Once named by a local radio station as the “King of Ilocano Songs,” Ernesto “Erning” Olarte used to dominate the campaign airwaves with his novelty jingles that either launched the candidacy of political neophytes, beat the competition or gave prominent names a homegrown flavor.
His daughter Frances Tanicala recalls that Olarte carved a career in singing and composing campaign jingles after he wrote a song for Congressman Rodolfo Farinas who was then a young politician in 1980 when he first ran as Laoag mayor.
Olarte also composed and sang the campaign jingle of Congressman Farinas’ elder brother Roger Farinas when it was his turn to run for mayor in 1995.
“He can wrap a jingle in 30 minutes. He brings out his guitar, looks up and begins humming like he’s reading something from the clouds,” daughter Frances said.
She said her father doesn’t ask for a fee for the jingles he composed.
“He would just accept any amount that his clients would give. Some are TYs (thank you) but he doesn’t mind because it was his pride that the candidates carry his tune especially if they win the elections,” she said.
Tanicala said her father doesn’t have a going rate for the songs he creates, to the family’s chagrin, because some have made money of out his compositions while her father was not given what was due him.
Tanicala said her father once made several original Ilocano compositions which a businessman-friend funded by making a CD album and sold copies abroad where large Ilocano communities live.
“The CD compilation was a hit among our kababayans abroad because they were hungry for Ilocano songs. But my father was not given anything in return,” she said.
The family sought legal advice on whether they can sue for royalties. The family decided to drop it when they were told that the CD was carrying the name Ernesto “Ularte,” which suggested that it wasn’t their father’s name that was used on the label.

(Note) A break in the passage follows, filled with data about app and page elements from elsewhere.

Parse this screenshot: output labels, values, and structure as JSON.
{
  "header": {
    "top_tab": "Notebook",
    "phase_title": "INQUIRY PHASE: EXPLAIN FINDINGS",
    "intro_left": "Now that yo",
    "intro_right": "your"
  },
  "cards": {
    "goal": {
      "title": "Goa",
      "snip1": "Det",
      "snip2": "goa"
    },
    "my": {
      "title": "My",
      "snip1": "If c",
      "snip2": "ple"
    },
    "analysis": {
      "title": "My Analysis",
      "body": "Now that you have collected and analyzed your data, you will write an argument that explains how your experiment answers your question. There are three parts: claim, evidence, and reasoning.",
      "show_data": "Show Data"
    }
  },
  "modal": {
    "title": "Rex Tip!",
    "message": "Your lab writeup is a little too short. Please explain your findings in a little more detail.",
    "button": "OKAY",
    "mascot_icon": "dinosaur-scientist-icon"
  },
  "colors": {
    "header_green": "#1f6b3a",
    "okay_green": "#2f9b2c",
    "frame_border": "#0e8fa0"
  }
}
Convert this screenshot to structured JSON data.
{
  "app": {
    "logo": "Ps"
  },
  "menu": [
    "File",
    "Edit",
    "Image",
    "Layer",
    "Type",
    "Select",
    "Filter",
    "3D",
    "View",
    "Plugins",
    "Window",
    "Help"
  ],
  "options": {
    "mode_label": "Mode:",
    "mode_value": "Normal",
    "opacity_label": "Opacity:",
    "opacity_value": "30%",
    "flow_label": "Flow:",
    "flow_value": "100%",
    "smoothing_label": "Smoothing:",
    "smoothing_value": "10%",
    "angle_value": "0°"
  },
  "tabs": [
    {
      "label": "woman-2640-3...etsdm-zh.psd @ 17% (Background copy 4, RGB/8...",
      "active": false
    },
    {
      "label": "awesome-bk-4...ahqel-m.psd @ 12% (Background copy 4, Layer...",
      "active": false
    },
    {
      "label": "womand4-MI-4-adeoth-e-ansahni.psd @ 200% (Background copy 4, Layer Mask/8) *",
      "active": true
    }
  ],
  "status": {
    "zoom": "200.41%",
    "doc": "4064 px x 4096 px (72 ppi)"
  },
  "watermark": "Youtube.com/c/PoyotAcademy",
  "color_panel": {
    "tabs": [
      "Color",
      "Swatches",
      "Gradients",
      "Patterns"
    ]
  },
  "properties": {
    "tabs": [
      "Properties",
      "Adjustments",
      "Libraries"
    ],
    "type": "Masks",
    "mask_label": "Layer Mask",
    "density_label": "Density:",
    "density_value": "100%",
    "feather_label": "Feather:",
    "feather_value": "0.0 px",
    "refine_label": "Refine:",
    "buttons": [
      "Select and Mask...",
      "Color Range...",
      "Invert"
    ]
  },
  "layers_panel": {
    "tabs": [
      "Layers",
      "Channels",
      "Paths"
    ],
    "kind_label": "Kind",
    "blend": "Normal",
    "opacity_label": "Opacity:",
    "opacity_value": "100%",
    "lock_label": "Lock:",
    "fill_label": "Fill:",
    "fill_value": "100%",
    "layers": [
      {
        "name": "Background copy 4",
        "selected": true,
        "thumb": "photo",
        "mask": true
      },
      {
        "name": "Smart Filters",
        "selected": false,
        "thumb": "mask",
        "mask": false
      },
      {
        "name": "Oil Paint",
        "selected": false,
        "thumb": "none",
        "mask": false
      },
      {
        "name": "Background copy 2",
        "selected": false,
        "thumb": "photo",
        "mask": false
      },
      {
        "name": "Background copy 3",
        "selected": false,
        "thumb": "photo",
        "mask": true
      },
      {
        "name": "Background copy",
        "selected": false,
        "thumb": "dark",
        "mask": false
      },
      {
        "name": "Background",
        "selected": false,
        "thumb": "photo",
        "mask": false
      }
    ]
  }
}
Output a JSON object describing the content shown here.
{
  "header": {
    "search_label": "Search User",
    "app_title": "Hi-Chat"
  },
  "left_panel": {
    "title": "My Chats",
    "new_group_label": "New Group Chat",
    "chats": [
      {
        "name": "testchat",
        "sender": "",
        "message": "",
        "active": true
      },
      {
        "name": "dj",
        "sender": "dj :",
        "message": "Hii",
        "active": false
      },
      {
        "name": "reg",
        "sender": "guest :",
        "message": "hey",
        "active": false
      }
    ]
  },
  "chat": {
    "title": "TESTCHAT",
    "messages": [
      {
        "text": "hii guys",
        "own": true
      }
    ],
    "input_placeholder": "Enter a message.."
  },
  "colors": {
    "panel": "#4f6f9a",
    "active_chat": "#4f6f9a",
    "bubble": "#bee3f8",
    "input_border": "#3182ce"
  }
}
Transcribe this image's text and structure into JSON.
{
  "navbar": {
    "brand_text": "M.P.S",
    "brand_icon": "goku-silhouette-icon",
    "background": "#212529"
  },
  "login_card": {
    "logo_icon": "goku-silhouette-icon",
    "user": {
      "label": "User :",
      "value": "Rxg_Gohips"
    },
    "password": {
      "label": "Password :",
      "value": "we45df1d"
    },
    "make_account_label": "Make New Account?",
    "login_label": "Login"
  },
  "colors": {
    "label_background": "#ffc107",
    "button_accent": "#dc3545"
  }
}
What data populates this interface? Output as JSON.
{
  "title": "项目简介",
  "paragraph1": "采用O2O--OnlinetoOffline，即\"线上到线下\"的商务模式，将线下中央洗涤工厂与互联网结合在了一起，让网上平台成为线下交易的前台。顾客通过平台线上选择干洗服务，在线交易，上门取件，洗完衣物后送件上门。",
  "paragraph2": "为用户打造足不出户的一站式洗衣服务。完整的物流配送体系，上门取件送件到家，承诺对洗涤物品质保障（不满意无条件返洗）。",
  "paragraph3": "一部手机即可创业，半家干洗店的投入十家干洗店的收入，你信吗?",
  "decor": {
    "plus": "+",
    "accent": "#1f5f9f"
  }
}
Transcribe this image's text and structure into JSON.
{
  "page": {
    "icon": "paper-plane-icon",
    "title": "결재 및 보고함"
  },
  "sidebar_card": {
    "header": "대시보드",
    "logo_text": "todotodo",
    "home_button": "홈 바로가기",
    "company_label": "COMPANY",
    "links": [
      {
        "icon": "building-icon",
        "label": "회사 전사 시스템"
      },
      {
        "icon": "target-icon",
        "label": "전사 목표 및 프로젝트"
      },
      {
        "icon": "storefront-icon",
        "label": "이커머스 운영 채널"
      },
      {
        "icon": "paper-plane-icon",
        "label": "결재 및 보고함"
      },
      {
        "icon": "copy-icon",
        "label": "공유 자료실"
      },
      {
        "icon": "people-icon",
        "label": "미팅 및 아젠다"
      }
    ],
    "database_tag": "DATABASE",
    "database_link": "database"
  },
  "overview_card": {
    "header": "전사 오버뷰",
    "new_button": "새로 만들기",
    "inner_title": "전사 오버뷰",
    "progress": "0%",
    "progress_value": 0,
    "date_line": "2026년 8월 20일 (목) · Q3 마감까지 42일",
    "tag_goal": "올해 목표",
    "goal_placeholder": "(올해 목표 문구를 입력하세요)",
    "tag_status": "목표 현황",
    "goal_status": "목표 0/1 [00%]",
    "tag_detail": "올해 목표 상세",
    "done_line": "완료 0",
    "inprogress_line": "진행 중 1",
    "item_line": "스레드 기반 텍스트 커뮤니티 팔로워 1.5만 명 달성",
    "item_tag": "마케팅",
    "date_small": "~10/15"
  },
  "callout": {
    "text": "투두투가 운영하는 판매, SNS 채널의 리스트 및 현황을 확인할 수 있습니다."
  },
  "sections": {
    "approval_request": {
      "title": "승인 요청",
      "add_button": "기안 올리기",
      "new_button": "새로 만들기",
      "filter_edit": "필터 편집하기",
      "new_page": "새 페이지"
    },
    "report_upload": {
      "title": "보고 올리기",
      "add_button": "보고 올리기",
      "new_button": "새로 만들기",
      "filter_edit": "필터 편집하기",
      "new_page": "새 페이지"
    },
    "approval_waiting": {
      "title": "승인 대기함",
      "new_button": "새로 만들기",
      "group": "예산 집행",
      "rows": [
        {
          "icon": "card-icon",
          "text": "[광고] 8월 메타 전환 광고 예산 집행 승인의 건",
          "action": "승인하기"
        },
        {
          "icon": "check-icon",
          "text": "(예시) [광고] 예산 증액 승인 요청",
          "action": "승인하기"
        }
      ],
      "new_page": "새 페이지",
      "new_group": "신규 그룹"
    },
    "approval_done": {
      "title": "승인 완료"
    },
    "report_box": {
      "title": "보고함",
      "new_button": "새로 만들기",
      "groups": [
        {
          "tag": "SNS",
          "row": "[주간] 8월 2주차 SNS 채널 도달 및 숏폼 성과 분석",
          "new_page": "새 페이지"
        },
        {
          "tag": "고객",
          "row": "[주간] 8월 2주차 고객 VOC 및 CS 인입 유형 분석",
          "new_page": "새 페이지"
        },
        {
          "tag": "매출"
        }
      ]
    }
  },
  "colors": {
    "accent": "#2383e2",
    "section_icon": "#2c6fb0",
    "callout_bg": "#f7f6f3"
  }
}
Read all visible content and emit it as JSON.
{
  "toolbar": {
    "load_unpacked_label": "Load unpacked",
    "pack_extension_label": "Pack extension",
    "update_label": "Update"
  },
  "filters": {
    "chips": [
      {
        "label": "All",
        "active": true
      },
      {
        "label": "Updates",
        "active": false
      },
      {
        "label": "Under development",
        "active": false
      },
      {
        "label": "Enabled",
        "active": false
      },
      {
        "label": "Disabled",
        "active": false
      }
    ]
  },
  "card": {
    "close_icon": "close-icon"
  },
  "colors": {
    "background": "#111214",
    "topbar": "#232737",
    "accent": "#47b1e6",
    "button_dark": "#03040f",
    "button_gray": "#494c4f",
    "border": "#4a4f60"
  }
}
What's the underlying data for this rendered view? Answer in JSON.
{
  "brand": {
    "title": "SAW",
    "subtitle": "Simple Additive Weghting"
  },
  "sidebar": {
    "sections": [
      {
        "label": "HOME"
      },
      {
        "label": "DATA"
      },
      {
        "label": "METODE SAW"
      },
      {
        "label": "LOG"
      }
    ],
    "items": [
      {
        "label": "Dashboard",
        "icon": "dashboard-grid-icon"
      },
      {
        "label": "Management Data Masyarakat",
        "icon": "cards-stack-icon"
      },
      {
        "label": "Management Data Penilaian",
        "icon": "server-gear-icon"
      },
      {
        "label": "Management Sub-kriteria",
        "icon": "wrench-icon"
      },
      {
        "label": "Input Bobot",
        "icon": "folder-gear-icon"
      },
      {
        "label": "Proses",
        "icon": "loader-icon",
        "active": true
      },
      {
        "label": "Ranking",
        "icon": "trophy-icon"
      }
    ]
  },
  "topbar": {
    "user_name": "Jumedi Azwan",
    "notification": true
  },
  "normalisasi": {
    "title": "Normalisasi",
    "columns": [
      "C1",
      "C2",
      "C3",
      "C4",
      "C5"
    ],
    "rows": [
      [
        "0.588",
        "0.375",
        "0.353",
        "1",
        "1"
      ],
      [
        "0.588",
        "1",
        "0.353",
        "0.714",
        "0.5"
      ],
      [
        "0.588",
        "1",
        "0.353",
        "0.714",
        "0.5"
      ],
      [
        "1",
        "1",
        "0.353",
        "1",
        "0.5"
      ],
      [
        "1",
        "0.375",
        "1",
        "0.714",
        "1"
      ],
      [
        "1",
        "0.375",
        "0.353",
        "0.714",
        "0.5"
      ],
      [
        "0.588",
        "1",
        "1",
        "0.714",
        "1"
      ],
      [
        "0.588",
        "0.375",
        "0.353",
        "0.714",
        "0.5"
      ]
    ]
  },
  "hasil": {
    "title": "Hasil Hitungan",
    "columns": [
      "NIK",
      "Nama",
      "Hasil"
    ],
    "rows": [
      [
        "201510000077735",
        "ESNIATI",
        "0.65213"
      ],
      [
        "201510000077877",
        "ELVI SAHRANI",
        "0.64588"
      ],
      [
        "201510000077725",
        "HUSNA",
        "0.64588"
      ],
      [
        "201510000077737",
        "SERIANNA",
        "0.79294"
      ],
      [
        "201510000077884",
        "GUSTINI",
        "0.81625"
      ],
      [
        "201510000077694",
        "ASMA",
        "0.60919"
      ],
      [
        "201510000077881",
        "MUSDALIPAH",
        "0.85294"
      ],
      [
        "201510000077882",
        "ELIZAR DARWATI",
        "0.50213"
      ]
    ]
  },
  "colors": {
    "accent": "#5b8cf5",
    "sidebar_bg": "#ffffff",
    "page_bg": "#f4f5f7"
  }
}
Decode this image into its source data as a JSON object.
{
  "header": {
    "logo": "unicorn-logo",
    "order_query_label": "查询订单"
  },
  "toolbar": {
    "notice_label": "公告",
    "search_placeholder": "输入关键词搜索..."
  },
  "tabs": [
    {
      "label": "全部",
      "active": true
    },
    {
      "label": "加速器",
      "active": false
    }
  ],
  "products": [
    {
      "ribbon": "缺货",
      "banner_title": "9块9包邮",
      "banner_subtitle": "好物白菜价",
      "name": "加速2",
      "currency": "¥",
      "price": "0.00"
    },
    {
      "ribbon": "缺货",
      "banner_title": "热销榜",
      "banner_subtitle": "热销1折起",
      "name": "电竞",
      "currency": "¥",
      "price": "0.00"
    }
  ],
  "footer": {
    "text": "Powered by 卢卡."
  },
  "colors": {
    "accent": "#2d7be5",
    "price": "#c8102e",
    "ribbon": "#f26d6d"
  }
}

Olarte’s granddaughter Christian Tanicala remembered that her grandfather sent her to deliver a handwritten-letter to his friend who commissioned him to record the CD compilation.
“He was merely asking for a cellphone unit in exchange for the songs that he composed. I went back to his friend’s shop several times but I failed to catch her. Each time, I went back home empty-handed,” she said.
His talent in music was discovered in his high school days when he became a member of the west Riverside rondalla, a school-based musical group.
He was also skilled in violin but spent more time with his guitar until he learned how to compose Ilocano songs.
He was given a plaque by local radio station, Dzjc Aksyon Radio where most of his original compositions were played, naming him the King of Ilocano Songs in 2000.
Olarte was also one of the first Lifetime Achievement awardees in 2006, a recognition given by the non-government group Gameng Foundation (which is behind the Museo Ilocos Norte operation) for homegrown talents who had contributed to the enrichment of Ilocano heritage.
In his Gameng awardees’ profile, Olarte mentioned how proud he was when he was invited to sing during President Ferdinand Marcos’ birthday in Malacañang twice in a row in 1984 and 1985.
Of his three children, only Olarte’s youngest son Jojo followed his love for music. Jojo dabbles as a base guitarist for a local band which plays during town fiestas.
Before he died in July 2011 at age 79, Olarte was still at it composing songs for politicians during the 2007 and 2010 elections. He has done it all from composing children’s songs, novelty, wedding, including songs for the dead. (MCA-PIA1 Ilocos Norte)